And not just sounds either, this goes for smells, lighting, the sensations of the chair we sit in – it’s like a child playing with a sound deck and they’ve cranked everything up to full blast! When our brain has this to contend with, along with our jobs and other daily tasks, it can get pretty exhausting.

But there are things that can help: 

  • Noise cancelling headphones or ear plugs 

  • Moving to a different type of seat (we’re lucky to be able to choose from ergonomic chairs, sofas, soundproof pods, benches, armchairs and standing desks) 

  • Taking regular breaks away from the screen 

  •  Working from home when you need to 

I came across an interesting way to explain to people what it’s like to live with chronic health condition, and that is Spoon Theory, written by Christine Miserandino – an award-winning writer, blogger, speaker and lupus-patient advocate. She used the spoon analogy to explain to her friends her challenges.

In the analogy, spoons represent the amount of energy needed to complete a task. For example, one spoon of energy is required to commute to work. To make things more complex (such is life), everybody has a different amount of spoons and a different number of spoons are required for each task – this is based on the individual’s experience. Someone without health conditions may find they only need one spoon to get ready for the day, whereas someone with depression for example, may require five spoons to get out of bed that day.
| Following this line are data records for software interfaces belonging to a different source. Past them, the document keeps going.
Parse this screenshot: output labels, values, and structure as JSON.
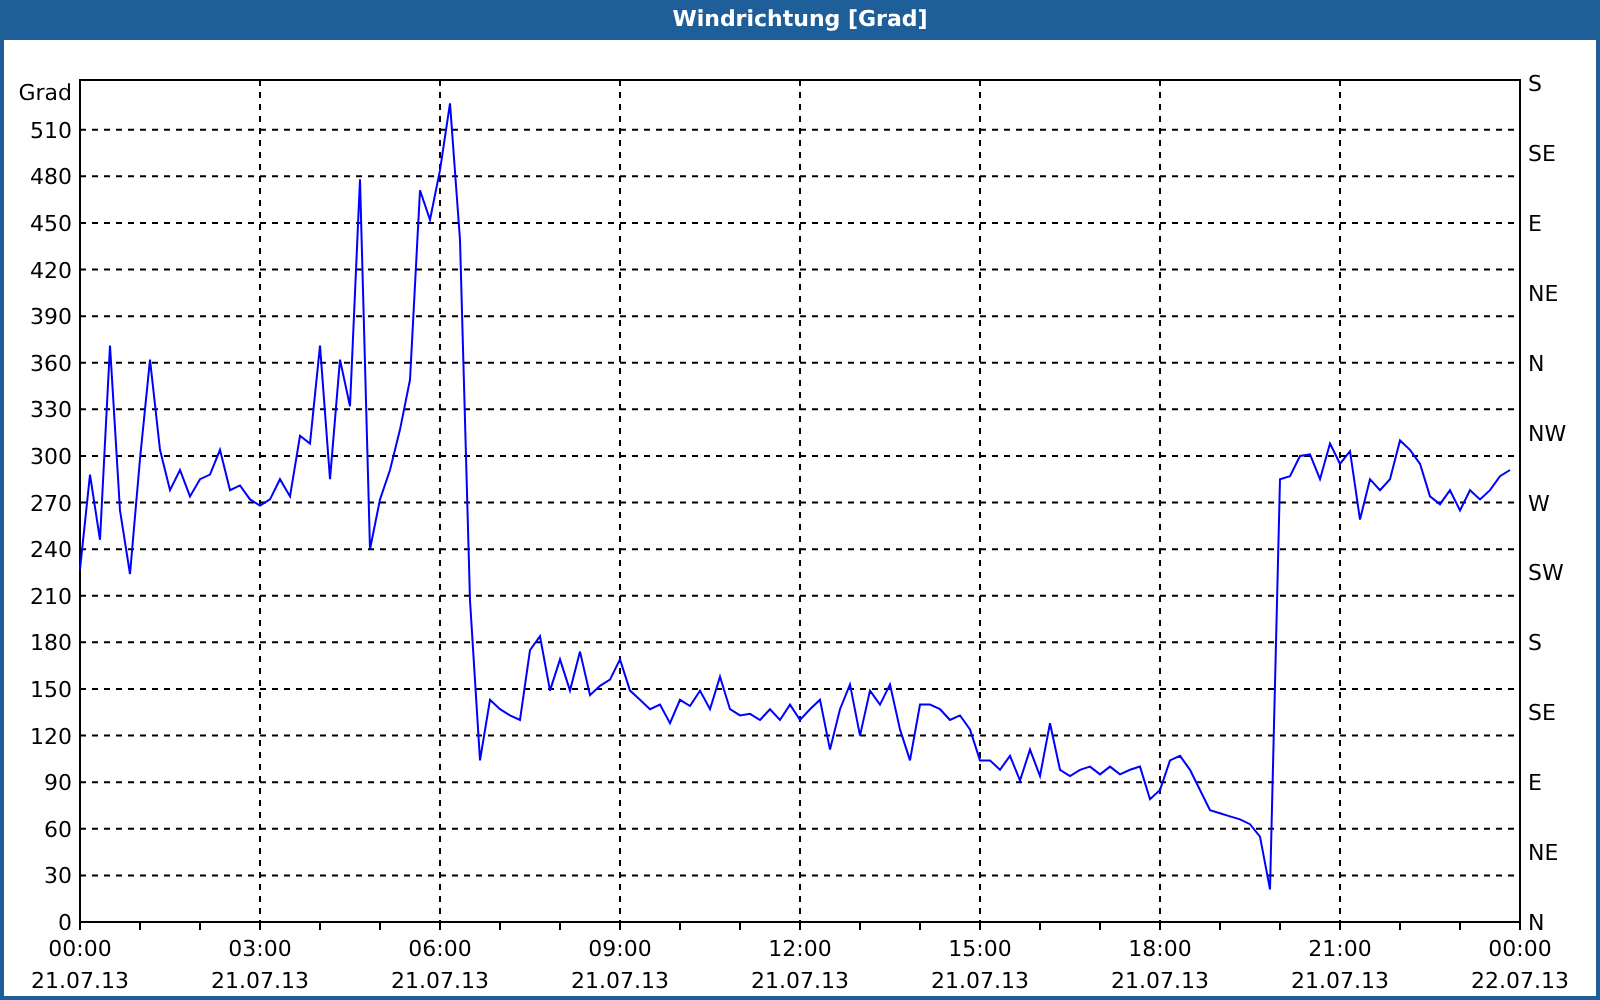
{
  "window": {
    "title": "Windrichtung [Grad]"
  },
  "chart": {
    "right_axis_labels": [
      "S",
      "SE",
      "E",
      "NE",
      "N",
      "NW",
      "W",
      "SW",
      "S",
      "SE",
      "E",
      "NE",
      "N"
    ],
    "chart_data": {
      "type": "line",
      "grid": true,
      "ylabel": "Grad",
      "ylim": [
        0,
        542
      ],
      "yticks": [
        0,
        30,
        60,
        90,
        120,
        150,
        180,
        210,
        240,
        270,
        300,
        330,
        360,
        390,
        420,
        450,
        480,
        510
      ],
      "categories": [
        "00:00\n21.07.13",
        null,
        null,
        null,
        null,
        null,
        null,
        null,
        null,
        null,
        null,
        null,
        null,
        null,
        null,
        null,
        null,
        null,
        "03:00\n21.07.13",
        null,
        null,
        null,
        null,
        null,
        null,
        null,
        null,
        null,
        null,
        null,
        null,
        null,
        null,
        null,
        null,
        null,
        "06:00\n21.07.13",
        null,
        null,
        null,
        null,
        null,
        null,
        null,
        null,
        null,
        null,
        null,
        null,
        null,
        null,
        null,
        null,
        null,
        "09:00\n21.07.13",
        null,
        null,
        null,
        null,
        null,
        null,
        null,
        null,
        null,
        null,
        null,
        null,
        null,
        null,
        null,
        null,
        null,
        "12:00\n21.07.13",
        null,
        null,
        null,
        null,
        null,
        null,
        null,
        null,
        null,
        null,
        null,
        null,
        null,
        null,
        null,
        null,
        null,
        "15:00\n21.07.13",
        null,
        null,
        null,
        null,
        null,
        null,
        null,
        null,
        null,
        null,
        null,
        null,
        null,
        null,
        null,
        null,
        null,
        "18:00\n21.07.13",
        null,
        null,
        null,
        null,
        null,
        null,
        null,
        null,
        null,
        null,
        null,
        null,
        null,
        null,
        null,
        null,
        null,
        "21:00\n21.07.13",
        null,
        null,
        null,
        null,
        null,
        null,
        null,
        null,
        null,
        null,
        null,
        null,
        null,
        null,
        null,
        null,
        null,
        "00:00\n22.07.13"
      ],
      "series": [
        {
          "color": "#0000ff",
          "values": [
            227,
            288,
            246,
            371,
            265,
            224,
            298,
            362,
            304,
            278,
            291,
            274,
            285,
            288,
            304,
            278,
            281,
            272,
            268,
            272,
            285,
            274,
            313,
            308,
            371,
            285,
            362,
            332,
            478,
            240,
            272,
            291,
            317,
            349,
            471,
            452,
            484,
            527,
            439,
            207,
            104,
            143,
            137,
            133,
            130,
            175,
            184,
            149,
            169,
            149,
            174,
            146,
            152,
            156,
            169,
            149,
            143,
            137,
            140,
            128,
            143,
            139,
            149,
            137,
            158,
            137,
            133,
            134,
            130,
            137,
            130,
            140,
            130,
            137,
            143,
            111,
            137,
            153,
            120,
            149,
            140,
            153,
            124,
            104,
            140,
            140,
            137,
            130,
            133,
            124,
            104,
            104,
            98,
            107,
            91,
            111,
            94,
            128,
            98,
            94,
            98,
            100,
            95,
            100,
            95,
            98,
            100,
            79,
            85,
            104,
            107,
            98,
            85,
            72,
            70,
            68,
            66,
            63,
            55,
            21,
            285,
            287,
            300,
            301,
            285,
            308,
            295,
            303,
            259,
            285,
            278,
            285,
            310,
            304,
            295,
            274,
            269,
            278,
            265,
            278,
            272,
            278,
            287,
            291,
            null
          ]
        }
      ]
    }
  }
}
As a lot of neurodiverse people experience the world in an amplified way, we require more spoons to complete tasks. It is also important to consider how you can ‘win back’ spoons by recharging or reducing the spoon requirement amount by reducing sensory overwhelm (this could be done by wearing noise-cancelling ear-plugs for some people). 
As well as the different types of physiological needs, some of us have ways of working that require us to adapt the ways in which we receive information. For me, having a brief in writing is essential. And I find a ‘what’, ‘why’ and ‘when’ way of working easier, so a brief might look like:
What: A TikTok montage video using the footage from the shoot, 1920x1080, and a link to any footage and assets  
Why: To entertain/advertise an upcoming event 
When: We need a draft by Wednesday and the final by Friday 
The ‘what’ provides clarity for the deliverables, the ‘why’ provides meaning, value and tone behind what we’re trying to deliver, and ‘when’ is self-explanatory but essential, as we can use it as a priority marker (some of us struggle to prioritise work so a ‘when’ is a must!). Project organising apps can also help with this, like Asana and Microsoft Planner, and the more people that use the same systems in the organisation, the easier it is to keep things organised. 
Probably the most essential way that an ND person can really thrive, is when their workplace understands and celebrates them. It took me a long time to summon the courage to tell Fluid that I have a neurological disorder as I was worried that it meant I would be looked at through a distorted lens. I needn’t had worried, as my diagnosis was met with support and also curiosity on how to help me. A little while later I mustered up the courage to give a talk on neurodiversity to the wider Fluid team, and I’m so glad I did!  
Everyones symptoms vary, and it’s an ongoing challenge to adapt in a world of neurotypical people, but progress is slowly being made to help demolish the stigmas of neurological conditions that society has.

If you are looking for information to help yourself or your employees, these are some useful links: 

Access to work ADHD
Neurodiversity week